• Earth rotation variations;
  • Palaeomagnetic secular variation;
  • Rheology: crust and lithosphere


We outline a linearized rotational stability theory for predicting the time dependence of true polar wander (TPW) on a Maxwell viscoelastic body in response to mantle convective loading. The new theory is based on recent advances in ice age rotation theory. A comparison between predictions based on the new theory and analytic expressions for equilibrium (infinite-time) TPW on planetary models with elastic lithospheres demonstrates that the linearized theory can, in the case of loading at mid-latitudes, predict TPW of over 20° to better than 5 per cent accuracy. We present predictions of TPW for loading with periodic and net ramp-up time histories. Moreover, we compare the time dependence of TPW under assumptions consistent with the canonical equilibrium stability theory adopted in most previous analyses of convection-induced TPW, and a stability theory that includes two effects that have not been considered in previous geophysical analyses: (1) the so-called ‘remnant rotational bulge’ associated with the imperfect reorientation of the rotational bulge due to the presence of an elastic lithosphere; and (2) a stable (over the timescale of the forcing) excess ellipticity. As a first application of the new theory, we consider recent inferences of rapid (order 1 Myr) TPW motion of amplitude 10°–20° during the Late Cretaceous.
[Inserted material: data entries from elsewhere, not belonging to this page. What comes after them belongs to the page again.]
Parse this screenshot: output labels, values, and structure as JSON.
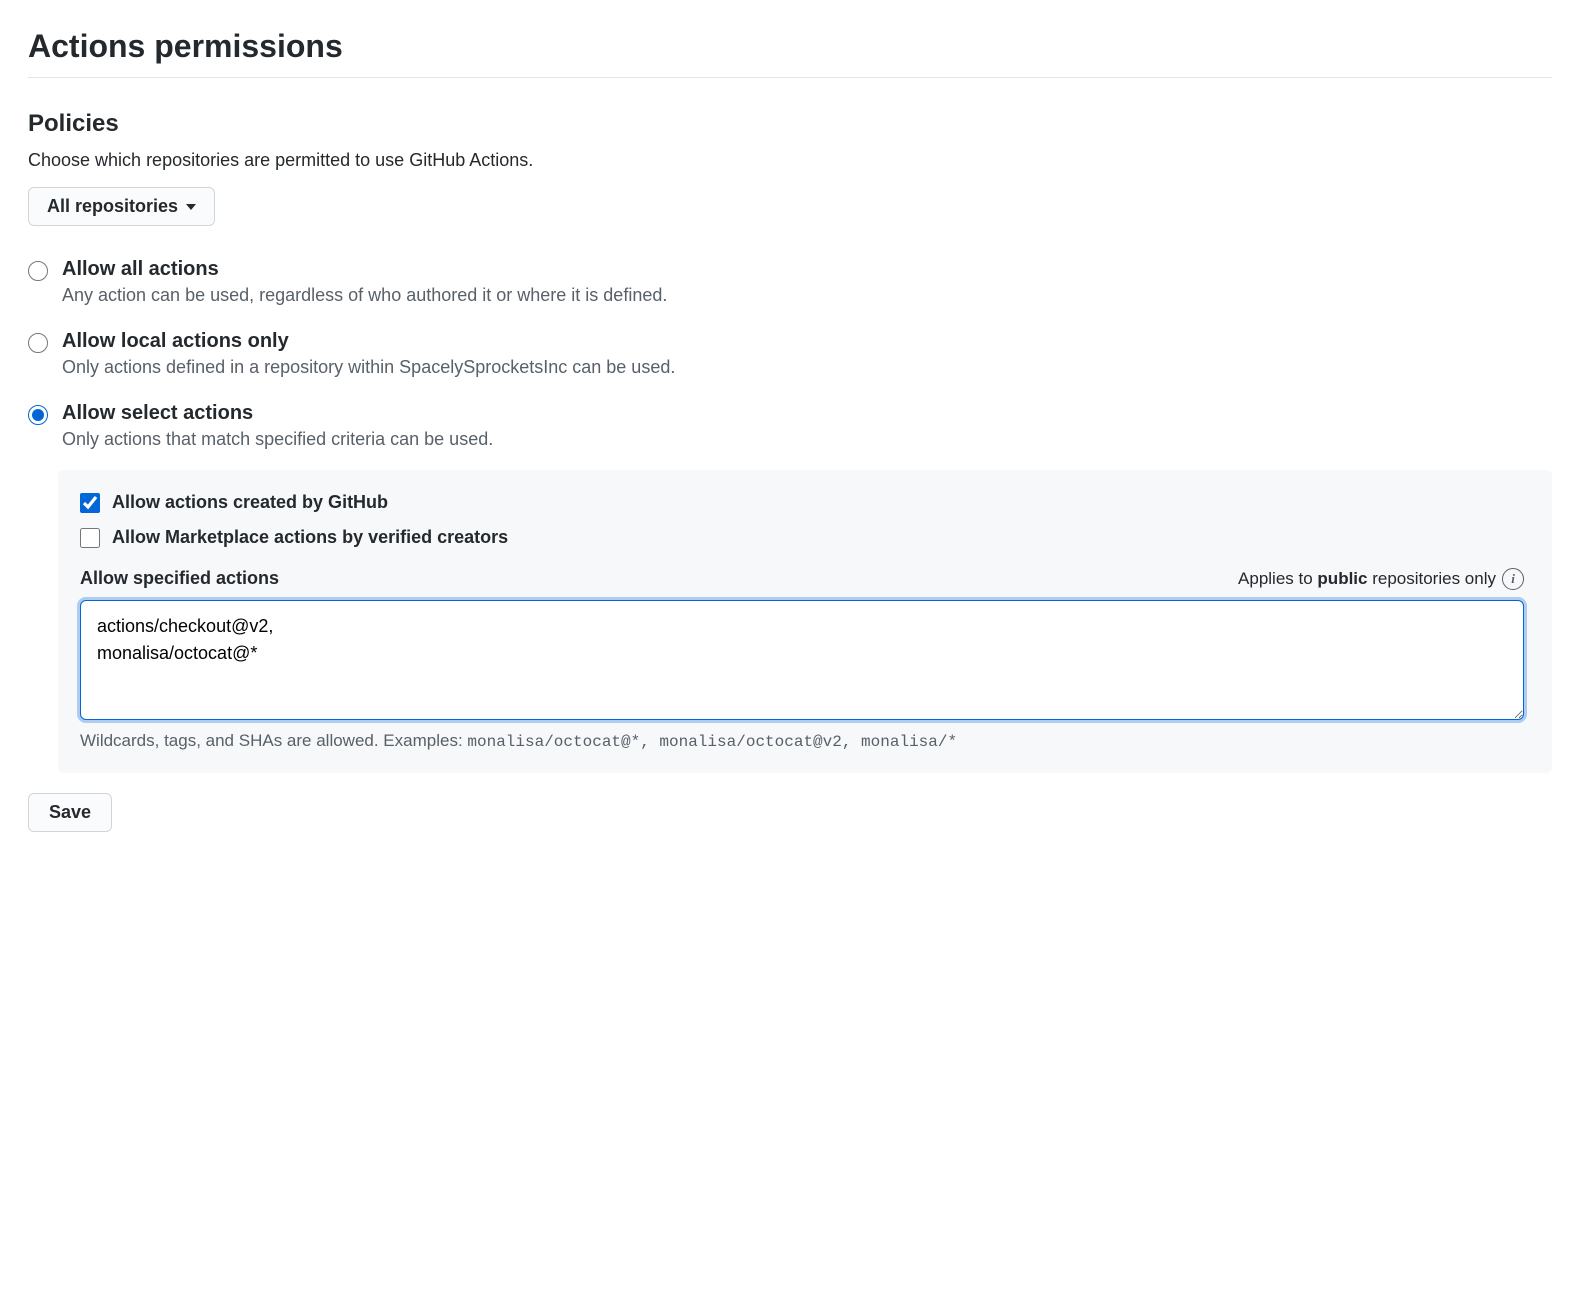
{
  "page": {
    "title": "Actions permissions"
  },
  "policies": {
    "title": "Policies",
    "description": "Choose which repositories are permitted to use GitHub Actions.",
    "repo_selector": "All repositories",
    "options": [
      {
        "label": "Allow all actions",
        "description": "Any action can be used, regardless of who authored it or where it is defined.",
        "checked": false
      },
      {
        "label": "Allow local actions only",
        "description": "Only actions defined in a repository within SpacelySprocketsInc can be used.",
        "checked": false
      },
      {
        "label": "Allow select actions",
        "description": "Only actions that match specified criteria can be used.",
        "checked": true
      }
    ],
    "select_panel": {
      "allow_github": {
        "label": "Allow actions created by GitHub",
        "checked": true
      },
      "allow_marketplace": {
        "label": "Allow Marketplace actions by verified creators",
        "checked": false
      },
      "specified": {
        "title": "Allow specified actions",
        "applies_prefix": "Applies to ",
        "applies_bold": "public",
        "applies_suffix": " repositories only",
        "value": "actions/checkout@v2,\nmonalisa/octocat@*",
        "hint_prefix": "Wildcards, tags, and SHAs are allowed. Examples: ",
        "hint_examples": "monalisa/octocat@*, monalisa/octocat@v2, monalisa/*"
      }
    }
  },
  "buttons": {
    "save": "Save"
  }
}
We conclude that excursions of this amplitude and timescale are physically implausible.